The C47 Skytrain and C53 Skytrooper were military versions of the DC3 airliner. The DC3 first flew in 1935 and was ordered by America's airlines. With the outbreak of war these aircraft were diverted to the Allied Air Forces, followed by 10000 military variants constructed before production ceased in 1946. Japan and the Soviet Union also built over 2000 unlicensed copies.
The first of over 1900 Dakotas received by the RAF arrived in India in 1942. Dakotas served in every theatre of the war, notably in Burma, during the D-Day landings and the airborne assault on Arnhem in 1944.
Most RAF Dakotas had been retired or sold by 1950, the last active aircraft leaving the service in 1970. The Royal Aircraft Establishment at Farnborough operated a former Royal Canadian Air Force example (ZA947) from 1971 until 1993, when it joined the Battle of Britain Memorial Flight.

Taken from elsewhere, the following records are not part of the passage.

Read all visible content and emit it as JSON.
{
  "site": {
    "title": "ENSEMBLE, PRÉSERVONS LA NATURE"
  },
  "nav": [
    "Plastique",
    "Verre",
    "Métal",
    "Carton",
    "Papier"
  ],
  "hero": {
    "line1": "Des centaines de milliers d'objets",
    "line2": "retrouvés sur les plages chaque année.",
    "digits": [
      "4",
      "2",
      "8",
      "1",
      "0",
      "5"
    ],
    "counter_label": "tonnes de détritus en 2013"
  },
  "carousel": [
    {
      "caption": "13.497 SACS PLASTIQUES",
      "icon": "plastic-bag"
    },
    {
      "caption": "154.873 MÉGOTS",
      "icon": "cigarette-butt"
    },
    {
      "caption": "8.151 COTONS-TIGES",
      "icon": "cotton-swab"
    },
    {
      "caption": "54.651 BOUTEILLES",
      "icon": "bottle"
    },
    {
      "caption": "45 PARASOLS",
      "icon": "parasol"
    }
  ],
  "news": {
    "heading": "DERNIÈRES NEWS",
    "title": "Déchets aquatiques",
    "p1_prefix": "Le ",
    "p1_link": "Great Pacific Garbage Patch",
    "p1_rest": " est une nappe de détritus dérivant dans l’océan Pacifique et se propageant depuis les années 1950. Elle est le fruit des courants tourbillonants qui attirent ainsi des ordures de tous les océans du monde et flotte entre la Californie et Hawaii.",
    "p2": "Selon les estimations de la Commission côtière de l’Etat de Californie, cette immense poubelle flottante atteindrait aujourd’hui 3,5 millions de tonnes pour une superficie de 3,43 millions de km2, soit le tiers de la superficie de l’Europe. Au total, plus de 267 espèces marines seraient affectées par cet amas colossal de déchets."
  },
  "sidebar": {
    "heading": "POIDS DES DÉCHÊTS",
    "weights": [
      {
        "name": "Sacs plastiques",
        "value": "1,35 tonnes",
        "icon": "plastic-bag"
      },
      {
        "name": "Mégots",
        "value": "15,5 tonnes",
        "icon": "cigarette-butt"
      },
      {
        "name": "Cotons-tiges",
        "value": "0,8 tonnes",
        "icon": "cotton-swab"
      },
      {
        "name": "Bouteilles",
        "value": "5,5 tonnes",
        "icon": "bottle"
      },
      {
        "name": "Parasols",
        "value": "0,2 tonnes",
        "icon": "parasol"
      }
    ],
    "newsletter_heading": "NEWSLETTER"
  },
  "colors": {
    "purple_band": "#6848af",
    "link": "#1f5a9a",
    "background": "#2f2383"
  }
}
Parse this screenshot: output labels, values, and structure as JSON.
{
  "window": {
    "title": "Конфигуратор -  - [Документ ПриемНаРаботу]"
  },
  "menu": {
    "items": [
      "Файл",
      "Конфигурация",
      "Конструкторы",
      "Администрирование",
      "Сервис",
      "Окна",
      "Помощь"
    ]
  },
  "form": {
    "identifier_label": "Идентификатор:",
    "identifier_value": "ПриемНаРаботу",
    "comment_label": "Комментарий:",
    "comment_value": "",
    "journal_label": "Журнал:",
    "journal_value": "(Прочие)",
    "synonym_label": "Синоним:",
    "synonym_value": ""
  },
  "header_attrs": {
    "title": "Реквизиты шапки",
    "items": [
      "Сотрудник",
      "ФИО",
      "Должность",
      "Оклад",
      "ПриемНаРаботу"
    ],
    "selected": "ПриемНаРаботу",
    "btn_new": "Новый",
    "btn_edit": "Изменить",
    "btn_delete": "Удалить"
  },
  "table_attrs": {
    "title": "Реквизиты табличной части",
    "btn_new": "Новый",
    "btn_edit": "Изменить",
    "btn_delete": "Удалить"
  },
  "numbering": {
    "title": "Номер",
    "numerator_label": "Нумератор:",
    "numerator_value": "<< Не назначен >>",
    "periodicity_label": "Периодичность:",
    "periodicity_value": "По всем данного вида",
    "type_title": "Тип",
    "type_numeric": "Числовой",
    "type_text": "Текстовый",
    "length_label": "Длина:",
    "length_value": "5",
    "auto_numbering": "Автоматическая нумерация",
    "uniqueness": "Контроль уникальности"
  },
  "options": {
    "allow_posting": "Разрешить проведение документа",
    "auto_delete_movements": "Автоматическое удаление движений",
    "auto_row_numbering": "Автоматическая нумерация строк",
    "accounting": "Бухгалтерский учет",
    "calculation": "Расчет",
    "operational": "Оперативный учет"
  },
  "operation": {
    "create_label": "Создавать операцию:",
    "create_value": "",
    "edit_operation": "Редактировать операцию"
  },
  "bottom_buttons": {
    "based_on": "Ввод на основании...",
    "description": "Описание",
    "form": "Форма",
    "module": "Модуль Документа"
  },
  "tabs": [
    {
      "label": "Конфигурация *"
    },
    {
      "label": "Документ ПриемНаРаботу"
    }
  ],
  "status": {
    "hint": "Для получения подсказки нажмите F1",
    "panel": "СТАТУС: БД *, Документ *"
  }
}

British Overseas Airways Corporation (BOAC) took their first deliveries of Douglas Dakota C47s in 1943 and the last of approximately 60 aircraft in 1946. During WWII Dakotas were operated by both the RAF and BOAC.
After the war, BOAC sold the fleet, fourteen of which went to British European Airways when the airline was formed in 1946. One of the Dakotas acted as a testbed for the Rolls-Royce Dart engine before it powered the Vickers Viscount, the world's first turbo-prop aircraft.